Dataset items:
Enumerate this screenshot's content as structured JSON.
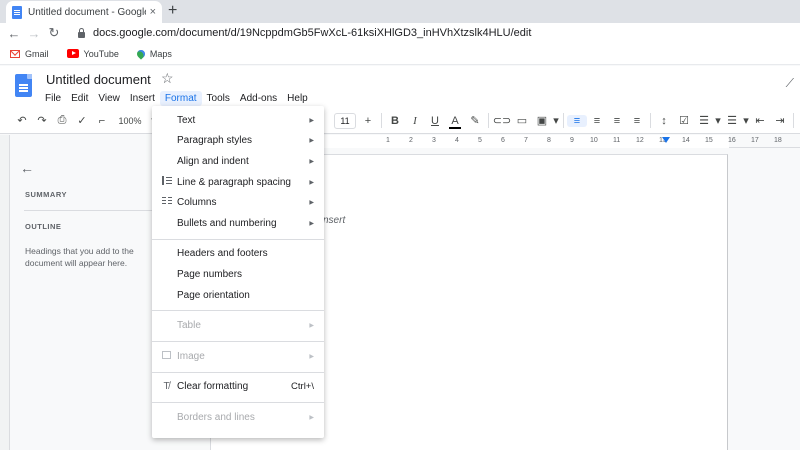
{
  "browser": {
    "tab_title": "Untitled document - Google Docs",
    "tab_close": "×",
    "new_tab": "+",
    "url": "docs.google.com/document/d/19NcppdmGb5FwXcL-61ksiXHlGD3_inHVhXtzslk4HLU/edit",
    "bookmarks": [
      "Gmail",
      "YouTube",
      "Maps"
    ]
  },
  "docs": {
    "title": "Untitled document",
    "menus": [
      "File",
      "Edit",
      "View",
      "Insert",
      "Format",
      "Tools",
      "Add-ons",
      "Help"
    ],
    "active_menu": "Format"
  },
  "toolbar": {
    "zoom": "100%",
    "font_size": "11"
  },
  "outline": {
    "summary_label": "SUMMARY",
    "outline_label": "OUTLINE",
    "hint": "Headings that you add to the document will appear here."
  },
  "ruler": {
    "numbers": [
      "1",
      "2",
      "3",
      "4",
      "5",
      "6",
      "7",
      "8",
      "9",
      "10",
      "11",
      "12",
      "13",
      "14",
      "15",
      "16",
      "17",
      "18"
    ]
  },
  "document": {
    "partial_text": "nsert"
  },
  "format_menu": {
    "text": "Text",
    "paragraph_styles": "Paragraph styles",
    "align_indent": "Align and indent",
    "line_spacing": "Line & paragraph spacing",
    "columns": "Columns",
    "bullets": "Bullets and numbering",
    "headers_footers": "Headers and footers",
    "page_numbers": "Page numbers",
    "page_orientation": "Page orientation",
    "table": "Table",
    "image": "Image",
    "clear_formatting": "Clear formatting",
    "clear_shortcut": "Ctrl+\\",
    "borders_lines": "Borders and lines"
  }
}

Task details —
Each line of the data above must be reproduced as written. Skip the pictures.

Result —
Enumerate this screenshot's content as structured JSON.
{
  "browser": {
    "tab_title": "Untitled document - Google Docs",
    "tab_close": "×",
    "new_tab": "+",
    "url": "docs.google.com/document/d/19NcppdmGb5FwXcL-61ksiXHlGD3_inHVhXtzslk4HLU/edit",
    "bookmarks": [
      "Gmail",
      "YouTube",
      "Maps"
    ]
  },
  "docs": {
    "title": "Untitled document",
    "menus": [
      "File",
      "Edit",
      "View",
      "Insert",
      "Format",
      "Tools",
      "Add-ons",
      "Help"
    ],
    "active_menu": "Format"
  },
  "toolbar": {
    "zoom": "100%",
    "font_size": "11"
  },
  "outline": {
    "summary_label": "SUMMARY",
    "outline_label": "OUTLINE",
    "hint": "Headings that you add to the document will appear here."
  },
  "ruler": {
    "numbers": [
      "1",
      "2",
      "3",
      "4",
      "5",
      "6",
      "7",
      "8",
      "9",
      "10",
      "11",
      "12",
      "13",
      "14",
      "15",
      "16",
      "17",
      "18"
    ]
  },
  "document": {
    "partial_text": "nsert"
  },
  "format_menu": {
    "text": "Text",
    "paragraph_styles": "Paragraph styles",
    "align_indent": "Align and indent",
    "line_spacing": "Line & paragraph spacing",
    "columns": "Columns",
    "bullets": "Bullets and numbering",
    "headers_footers": "Headers and footers",
    "page_numbers": "Page numbers",
    "page_orientation": "Page orientation",
    "table": "Table",
    "image": "Image",
    "clear_formatting": "Clear formatting",
    "clear_shortcut": "Ctrl+\\",
    "borders_lines": "Borders and lines"
  }
}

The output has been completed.